----- Available data

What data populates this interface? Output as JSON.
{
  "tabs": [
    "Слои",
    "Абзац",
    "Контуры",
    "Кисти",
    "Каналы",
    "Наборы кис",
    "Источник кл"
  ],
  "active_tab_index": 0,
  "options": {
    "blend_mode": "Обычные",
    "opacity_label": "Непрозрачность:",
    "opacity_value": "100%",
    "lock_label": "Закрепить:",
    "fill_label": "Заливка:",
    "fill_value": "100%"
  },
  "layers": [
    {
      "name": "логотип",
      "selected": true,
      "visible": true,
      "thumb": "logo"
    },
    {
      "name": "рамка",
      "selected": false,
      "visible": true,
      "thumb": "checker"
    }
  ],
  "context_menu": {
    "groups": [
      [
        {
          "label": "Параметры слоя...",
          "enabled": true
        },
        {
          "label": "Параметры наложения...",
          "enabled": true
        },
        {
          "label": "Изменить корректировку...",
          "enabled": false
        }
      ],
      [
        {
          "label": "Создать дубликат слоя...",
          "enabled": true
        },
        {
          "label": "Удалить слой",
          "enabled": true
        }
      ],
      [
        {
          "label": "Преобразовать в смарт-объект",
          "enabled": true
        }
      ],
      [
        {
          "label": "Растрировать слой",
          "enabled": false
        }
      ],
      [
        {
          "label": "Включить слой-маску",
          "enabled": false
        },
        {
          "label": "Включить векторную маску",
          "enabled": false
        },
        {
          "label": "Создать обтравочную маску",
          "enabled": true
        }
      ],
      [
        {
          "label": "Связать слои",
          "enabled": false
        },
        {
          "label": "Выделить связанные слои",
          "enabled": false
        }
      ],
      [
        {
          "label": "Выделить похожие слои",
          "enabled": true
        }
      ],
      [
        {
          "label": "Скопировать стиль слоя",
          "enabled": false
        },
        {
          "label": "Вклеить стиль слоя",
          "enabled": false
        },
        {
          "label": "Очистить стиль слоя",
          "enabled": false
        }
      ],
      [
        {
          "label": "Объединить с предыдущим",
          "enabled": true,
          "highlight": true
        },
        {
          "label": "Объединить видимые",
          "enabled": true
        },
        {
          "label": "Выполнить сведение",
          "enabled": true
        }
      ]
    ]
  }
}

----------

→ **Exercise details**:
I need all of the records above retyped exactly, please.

→ **Task answer**:
What data populates this interface? Output as JSON.
{
  "tabs": [
    "Слои",
    "Абзац",
    "Контуры",
    "Кисти",
    "Каналы",
    "Наборы кис",
    "Источник кл"
  ],
  "active_tab_index": 0,
  "options": {
    "blend_mode": "Обычные",
    "opacity_label": "Непрозрачность:",
    "opacity_value": "100%",
    "lock_label": "Закрепить:",
    "fill_label": "Заливка:",
    "fill_value": "100%"
  },
  "layers": [
    {
      "name": "логотип",
      "selected": true,
      "visible": true,
      "thumb": "logo"
    },
    {
      "name": "рамка",
      "selected": false,
      "visible": true,
      "thumb": "checker"
    }
  ],
  "context_menu": {
    "groups": [
      [
        {
          "label": "Параметры слоя...",
          "enabled": true
        },
        {
          "label": "Параметры наложения...",
          "enabled": true
        },
        {
          "label": "Изменить корректировку...",
          "enabled": false
        }
      ],
      [
        {
          "label": "Создать дубликат слоя...",
          "enabled": true
        },
        {
          "label": "Удалить слой",
          "enabled": true
        }
      ],
      [
        {
          "label": "Преобразовать в смарт-объект",
          "enabled": true
        }
      ],
      [
        {
          "label": "Растрировать слой",
          "enabled": false
        }
      ],
      [
        {
          "label": "Включить слой-маску",
          "enabled": false
        },
        {
          "label": "Включить векторную маску",
          "enabled": false
        },
        {
          "label": "Создать обтравочную маску",
          "enabled": true
        }
      ],
      [
        {
          "label": "Связать слои",
          "enabled": false
        },
        {
          "label": "Выделить связанные слои",
          "enabled": false
        }
      ],
      [
        {
          "label": "Выделить похожие слои",
          "enabled": true
        }
      ],
      [
        {
          "label": "Скопировать стиль слоя",
          "enabled": false
        },
        {
          "label": "Вклеить стиль слоя",
          "enabled": false
        },
        {
          "label": "Очистить стиль слоя",
          "enabled": false
        }
      ],
      [
        {
          "label": "Объединить с предыдущим",
          "enabled": true,
          "highlight": true
        },
        {
          "label": "Объединить видимые",
          "enabled": true
        },
        {
          "label": "Выполнить сведение",
          "enabled": true
        }
      ]
    ]
  }
}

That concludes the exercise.